"I'm personally bothered by his transphobic comments and am concerned with the way he might spread misinformation," one Spotify employee wrote last year on an internal networking channel, Business Insider reported this week.
A former Spotify employee added that the Rogan deal was the most contentious decision the company had ever made.
A resulting meeting with staff about the issue apparently didn't go well, with Spotify refusing to force editorial supervision over what Rogan says in his broadcasts.
The Joe Rogan Experience is wildly popular in part due to its controversial nature.

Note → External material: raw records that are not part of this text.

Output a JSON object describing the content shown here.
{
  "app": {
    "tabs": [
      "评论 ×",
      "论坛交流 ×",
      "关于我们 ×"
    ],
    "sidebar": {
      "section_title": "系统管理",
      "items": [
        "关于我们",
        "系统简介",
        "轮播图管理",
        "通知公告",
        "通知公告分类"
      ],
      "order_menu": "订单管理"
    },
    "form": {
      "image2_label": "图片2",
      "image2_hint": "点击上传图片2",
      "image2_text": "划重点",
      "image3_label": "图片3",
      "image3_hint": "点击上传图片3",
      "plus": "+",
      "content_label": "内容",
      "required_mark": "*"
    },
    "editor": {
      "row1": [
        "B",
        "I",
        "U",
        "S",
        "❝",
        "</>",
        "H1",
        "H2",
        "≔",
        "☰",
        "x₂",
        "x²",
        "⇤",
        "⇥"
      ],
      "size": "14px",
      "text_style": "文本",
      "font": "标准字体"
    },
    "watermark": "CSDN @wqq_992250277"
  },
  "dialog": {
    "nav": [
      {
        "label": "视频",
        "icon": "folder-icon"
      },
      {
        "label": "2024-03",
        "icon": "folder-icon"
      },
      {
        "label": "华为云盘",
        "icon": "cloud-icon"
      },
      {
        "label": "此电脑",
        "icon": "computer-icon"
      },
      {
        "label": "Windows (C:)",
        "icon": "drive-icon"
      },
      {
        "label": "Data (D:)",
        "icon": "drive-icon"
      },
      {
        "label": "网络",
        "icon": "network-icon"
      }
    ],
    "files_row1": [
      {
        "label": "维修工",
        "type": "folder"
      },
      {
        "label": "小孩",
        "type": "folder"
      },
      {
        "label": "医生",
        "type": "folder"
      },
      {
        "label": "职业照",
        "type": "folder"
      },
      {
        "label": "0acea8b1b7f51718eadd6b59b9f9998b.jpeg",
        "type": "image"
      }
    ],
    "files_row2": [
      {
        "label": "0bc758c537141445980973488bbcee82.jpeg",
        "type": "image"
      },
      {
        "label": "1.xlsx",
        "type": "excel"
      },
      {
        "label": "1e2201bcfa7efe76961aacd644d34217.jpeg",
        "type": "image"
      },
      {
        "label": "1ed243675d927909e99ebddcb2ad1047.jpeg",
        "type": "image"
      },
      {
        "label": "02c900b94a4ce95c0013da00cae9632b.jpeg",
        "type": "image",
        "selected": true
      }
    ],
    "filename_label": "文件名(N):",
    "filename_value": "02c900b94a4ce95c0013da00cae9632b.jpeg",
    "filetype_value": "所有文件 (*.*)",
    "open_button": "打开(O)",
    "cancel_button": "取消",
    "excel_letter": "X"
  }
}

Previous guests have included infamous conspiracy theorist Alex Jones, internet troll Milo Yiannopoulos and Gavin McInnes, a far-right extremist who founded the Proud Boys, the notorious neo-facist organisation classified as a terrorist entity by the Canadian government.
In addition to what his guests have said on the show, Rogan himself has come under fire for espousing anti-science views and comments he's made about transgender people.
In a 2018 discussion about trans athletes including New Zealander Laurel Hubbard, Rogan described transgender women as having "gorilla hands" and "size 14 feet".
Earlier this year in an episode with Jim Breuer, Rogan suggested that "dumb people" and "idiots" transition gender in order to be praised as "amazing".
He's also spread falsehoods about the COVID-19 pandemic, including claiming facemasks are only "for bitches" and that young, healthy people shouldn't get vaccinated.
The comments caused outrage from a wide variety of people including Prince Harry, who spoke about them on another Spotify podcast, Dax Shepard's Armchair Expert.
"I think the issue is in today's world with misinformation just, like, endemic, you've got to be careful about what comes out of your mouth when it comes to that because news doesn't exist in just news anymore," said the Duke of Sussex.
"You're right 'don't listen to me', well don't say that. Just stay out of it. If you have a platform, with a platform comes responsibility."
Spotify has not commented on the Business Insider report.